The Food Wars business
DOI link for The Food Wars business
The Food Wars business book
Take care to drive your cow gently, if you want to milk her comfortably. Catherine the Great, Empress of All Russia (1729-96)
Core arguments The previous chapters discussed whether and how public bodies can address the challenges of health and environment for the food system. In this chapter we review the role of business in food supply. It is food commerce which ultimately feeds most people on the nowurbanised planet; the exceptions are those consumers mostly in lowincome countries who live self-sufficient and often poor lives or are otherwise excluded and marginalised. Since the turn of the millennium, food industries across the world have gradually been made to engage more with health and the environment. This has happened partly due to external pressures and partly out of self-interest. We see three main approaches emerging from food business in this dynamic. The first approach is to ignore or downplay or subvert the challenges. The second is to engage but in a light way. The third is to begin the process of reimagining and re-engineering how food businesses work and to put in place new commercial goals and metrics. These approaches each carry risks and are complicated by external dynamics such as global pressures, competition, geo-politics, over which not even giant food corporations have sufficient power to ensure smooth transitions. Food business is thus locked into a double-bind. On the one hand, its material resources are becoming less controllable, commodity prices increasingly volatile, and subject to externalities beyond corporate control. And on the other hand, consumers and governments are slowly waking up to the urgent need to reduce and alter food consumption in rich societies while improving diets without environmental damage in the majority of the world. Cutting across this double bind is the continued pressure to make profits from food and to operate in highly competitive markets where margins can
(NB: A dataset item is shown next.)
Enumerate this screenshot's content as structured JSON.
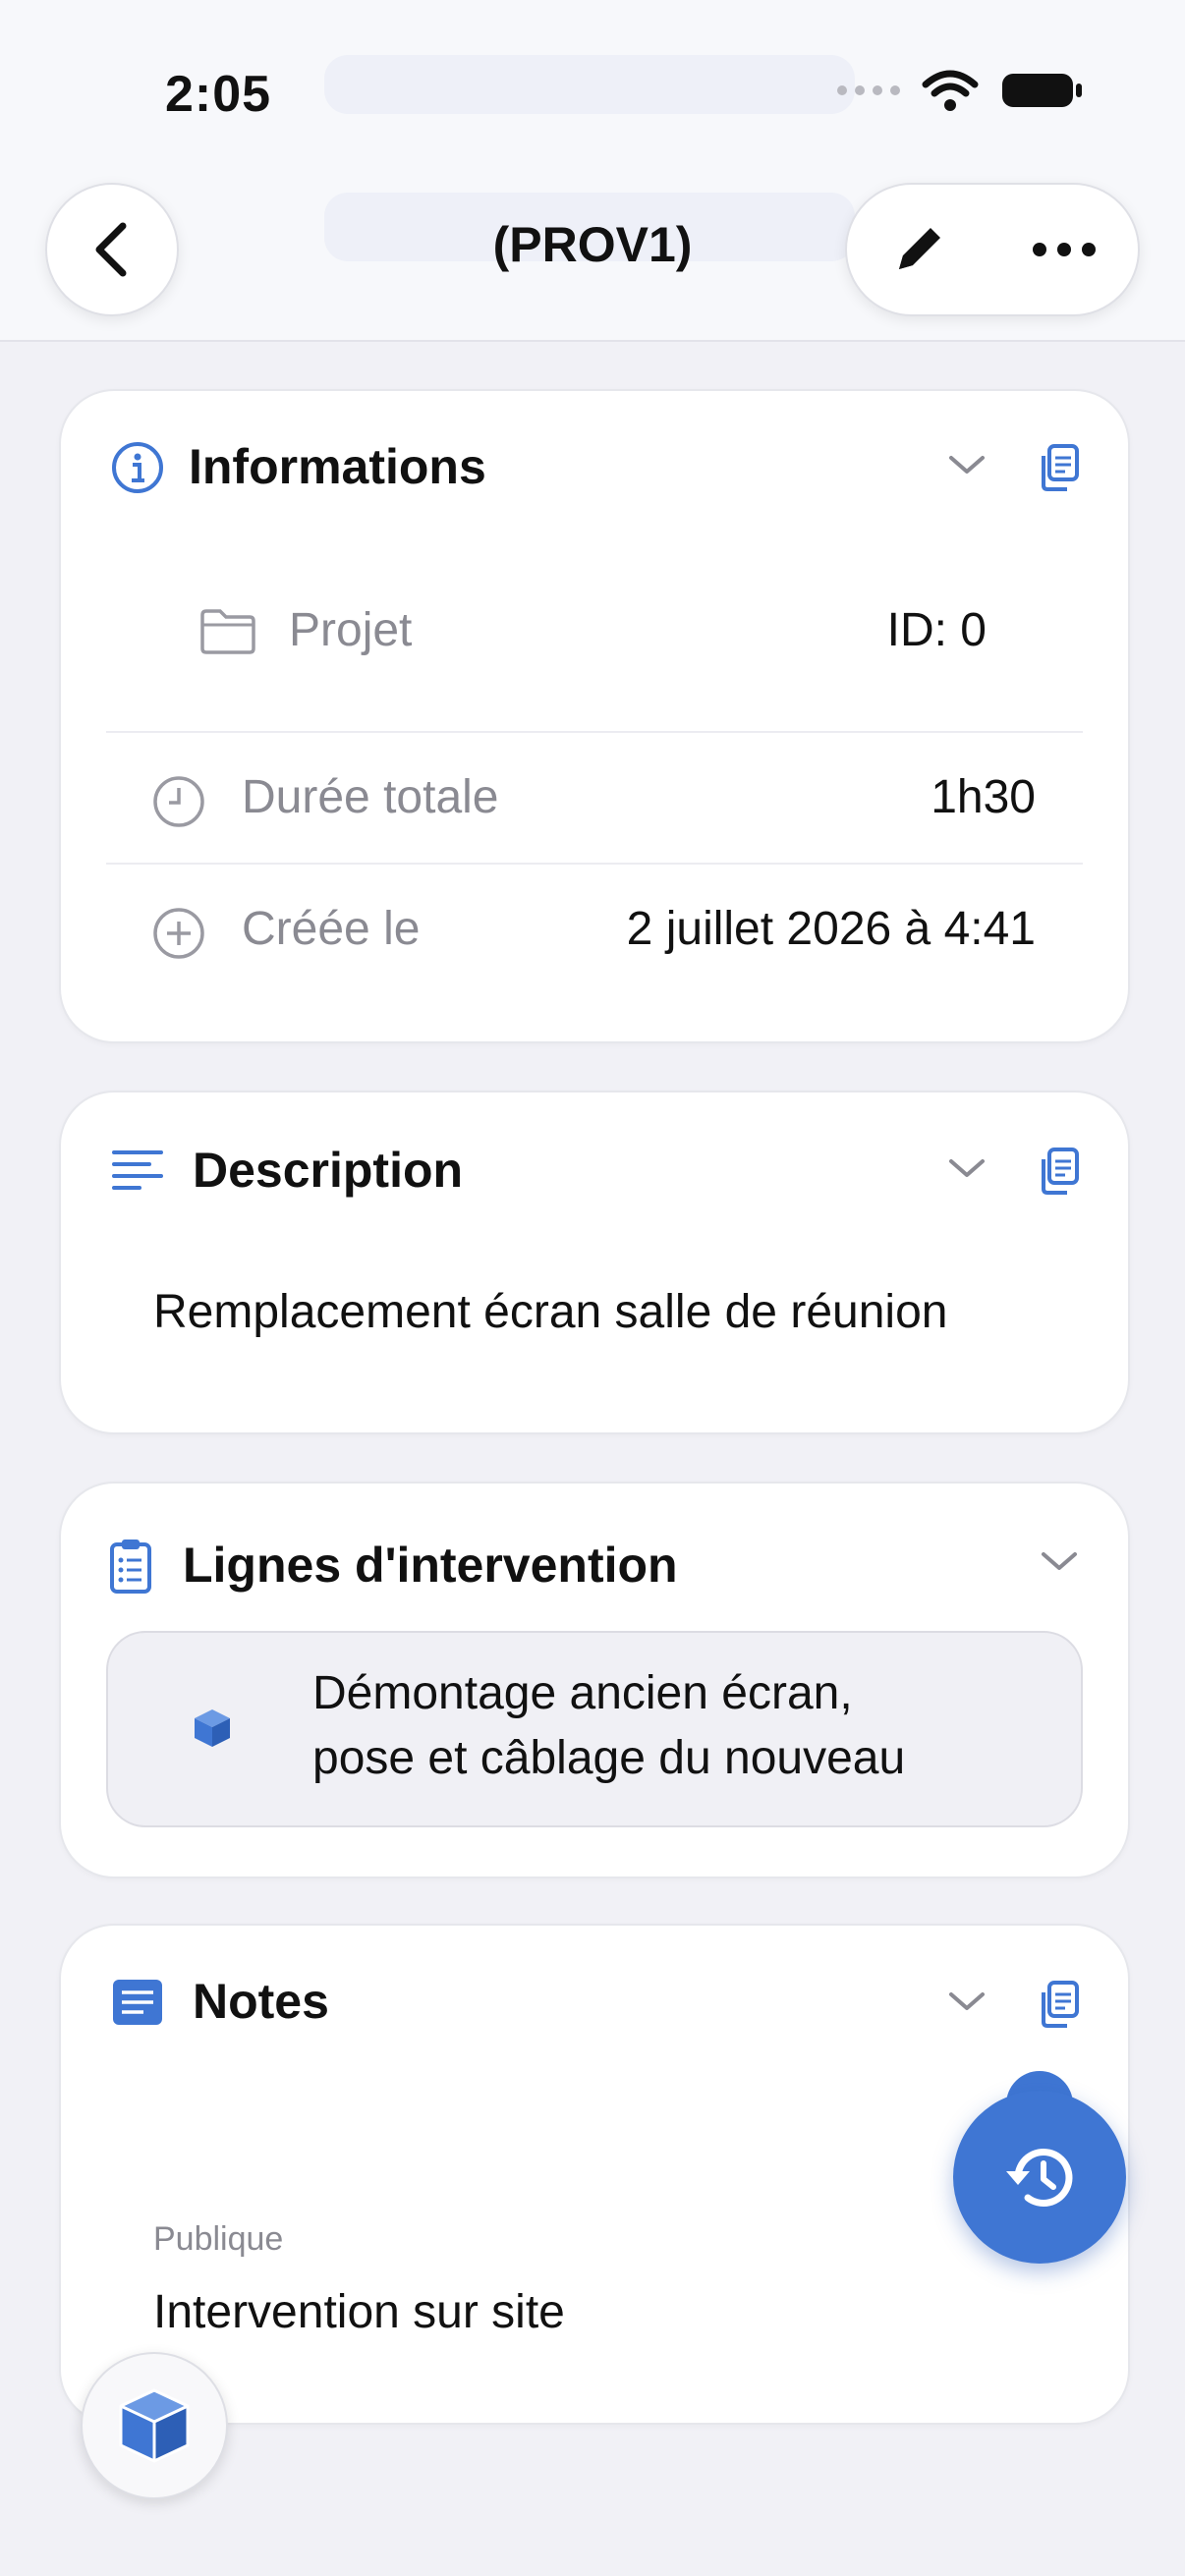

be tight. There is an ongoing battle over which sector in food supply chains makes the most money and has the most control. Whereas this dynamic used to occur almost entirely within national boundaries, today it occurs across continents and the world. In this new map of food business, there are giant corporations whose turnover is vast, alongside hundreds of millions of tiny enterprises from farms to cafés. Business risk and volatility is compounded by commerce seeking solutions within the different paradigms of the Food Wars.